Of course the inverse is also true as lower kurtosis reduces the chance of an extreme event. For the same amount of stock exposure and portfolio rotation, index market timing's kurtosis of -.40 was lower than stock picking's +.16. After repeating the simulation additional times, and then simulating with market data from other periods, we consistently found that index market timing produced lower kurtosis. The idiosyncratic risk of individual stocks is the predominant source of a fatter tail in this comparison study. Many pundits have proclaimed how foolish it is to time the market. We have empirical evidence that active managing in the time domain allows one to reduce the chances of an extreme outcome. The need to calculate tail risk is an important lesson learned from the recent market turbulence. Additionally, more institutional investors have adopted a more dynamic approach to asset allocation3.
The greatest stories told everyday are the fortunes of a stock. The discovery or re-discovery of new and old wonders is creatively foretold in a variety of daily narratives, making possible thought provoking discussion and interesting financial news. Economist Burton Malkiel stated that:
a blindfolded monkey throwing darts at a newspaper's financial pages could select a portfolio that would do just as well as one carefully selected by experts.
The Wall Street Journal ran an expert vs. random dart throwing simulation for 14 years, but declared no clear winner. Our study did not seek to find a winner, but to measure the risk sources between approaches (stock picking & index market timing) regardless of the investment competency of a manager. Overlooked by many, a key to investment success is keeping losses within a comfortable zone. Identifying risk sources and careful strategy selection is important to help reduce sharp negative effects on a portfolio. So investment approaches that minimize tail risk should be considered as a part of your portfolio.
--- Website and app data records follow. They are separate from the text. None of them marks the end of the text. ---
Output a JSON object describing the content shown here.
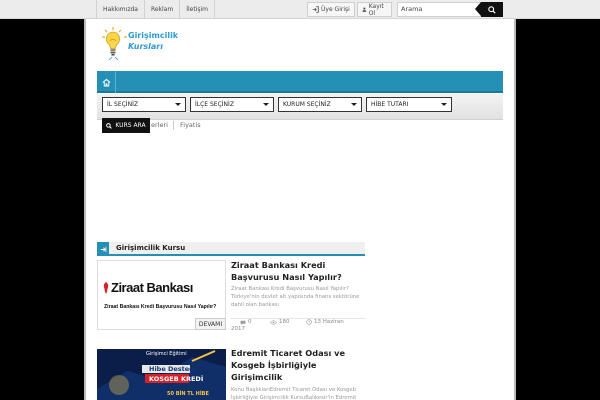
{
  "topbar": {
    "links": [
      "Hakkımızda",
      "Reklam",
      "İletişim"
    ],
    "login_label": "Üye Girişi",
    "register_label": "Kayıt Ol",
    "search_placeholder": "Arama"
  },
  "logo": {
    "line1": "Girişimcilik",
    "line2": "Kursları"
  },
  "filters": {
    "il": "İL SEÇİNİZ",
    "ilce": "İLÇE SEÇİNİZ",
    "kurum": "KURUM SEÇİNİZ",
    "hibe": "HİBE TUTARI",
    "search_button": "KURS ARA"
  },
  "subnav": {
    "item1": "erleri",
    "item2": "Fiyatis"
  },
  "section": {
    "title": "Girişimcilik Kursu"
  },
  "posts": [
    {
      "thumb_brand": "Ziraat Bankası",
      "thumb_caption": "Ziraat Bankası Kredi Başvurusu Nasıl Yapılır?",
      "title": "Ziraat Bankası Kredi Başvurusu Nasıl Yapılır?",
      "excerpt": "Ziraat Bankası Kredi Başvurusu Nasıl Yapılır? Türkiye'nin devlet alt yapısında finans sektörüne dahil olan bankası",
      "comments": "0",
      "views": "180",
      "date": "13 Haziran",
      "year": "2017",
      "more_label": "DEVAMI"
    },
    {
      "thumb_top": "Girişimci Eğitimi",
      "thumb_mid": "Hibe Desteği",
      "thumb_band": "KOSGEB KREDİ",
      "thumb_bottom": "50 BİN TL HİBE",
      "title": "Edremit Ticaret Odası ve Kosgeb İşbirliğiyle Girişimcilik",
      "excerpt": "Konu BaşlıklarıEdremit Ticaret Odası ve Kosgeb İşbirliğiyle Girişimcilik KursuBalıkesir'in Edremit"
    }
  ],
  "colors": {
    "accent": "#2590b5",
    "dark": "#111111",
    "page_bg": "#000000"
  }
}
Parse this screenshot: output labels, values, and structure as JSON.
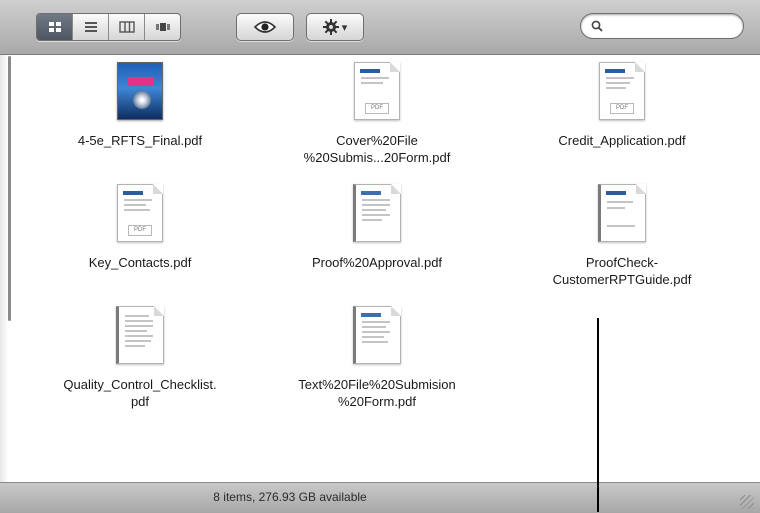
{
  "toolbar": {
    "view_buttons": [
      {
        "name": "icon-view",
        "icon": "icon-view-icon",
        "active": true
      },
      {
        "name": "list-view",
        "icon": "list-view-icon",
        "active": false
      },
      {
        "name": "column-view",
        "icon": "column-view-icon",
        "active": false
      },
      {
        "name": "coverflow-view",
        "icon": "coverflow-view-icon",
        "active": false
      }
    ],
    "quicklook_icon": "eye-icon",
    "action_icon": "gear-icon",
    "action_chevron": "▾",
    "search": {
      "value": "",
      "placeholder": ""
    }
  },
  "files": [
    {
      "name": "4-5e_RFTS_Final.pdf",
      "icon": "cover-pdf-icon"
    },
    {
      "name": "Cover%20File\n%20Submis...20Form.pdf",
      "icon": "pdf-document-icon"
    },
    {
      "name": "Credit_Application.pdf",
      "icon": "pdf-document-icon"
    },
    {
      "name": "Key_Contacts.pdf",
      "icon": "pdf-document-icon"
    },
    {
      "name": "Proof%20Approval.pdf",
      "icon": "spiral-document-icon"
    },
    {
      "name": "ProofCheck-\nCustomerRPTGuide.pdf",
      "icon": "spiral-document-icon"
    },
    {
      "name": "Quality_Control_Checklist.\npdf",
      "icon": "spiral-document-icon"
    },
    {
      "name": "Text%20File%20Submision\n%20Form.pdf",
      "icon": "spiral-document-icon"
    }
  ],
  "status": {
    "text": "8 items, 276.93 GB available"
  },
  "colors": {
    "toolbar_top": "#cfcfcf",
    "toolbar_bottom": "#a9a9a9",
    "doc_header": "#2a5d9e"
  }
}
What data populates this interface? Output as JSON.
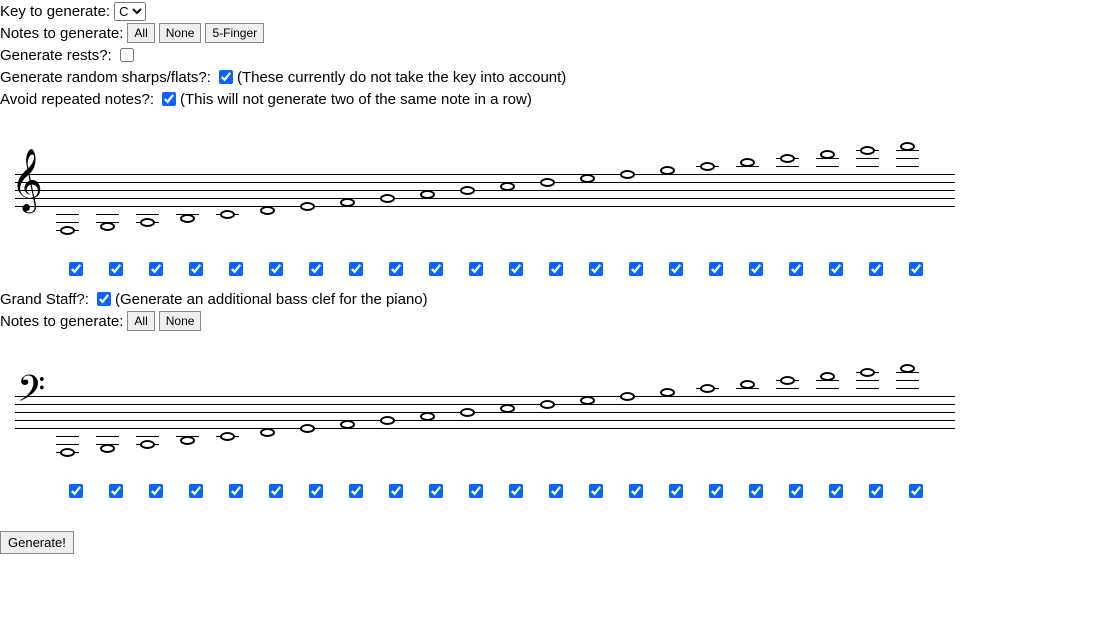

1 using S&P100 constituents as of 12/31/2011. Did not account for constituent changes over 10 yr period for both simulations.
2 cash paid zero interest.
3 Fabozzi, Focardi, & Jonas (2010). Investment Management after the Global Financial Crisis.
Disclaimer: Article is for educational purposes only and does not constitute financial advice.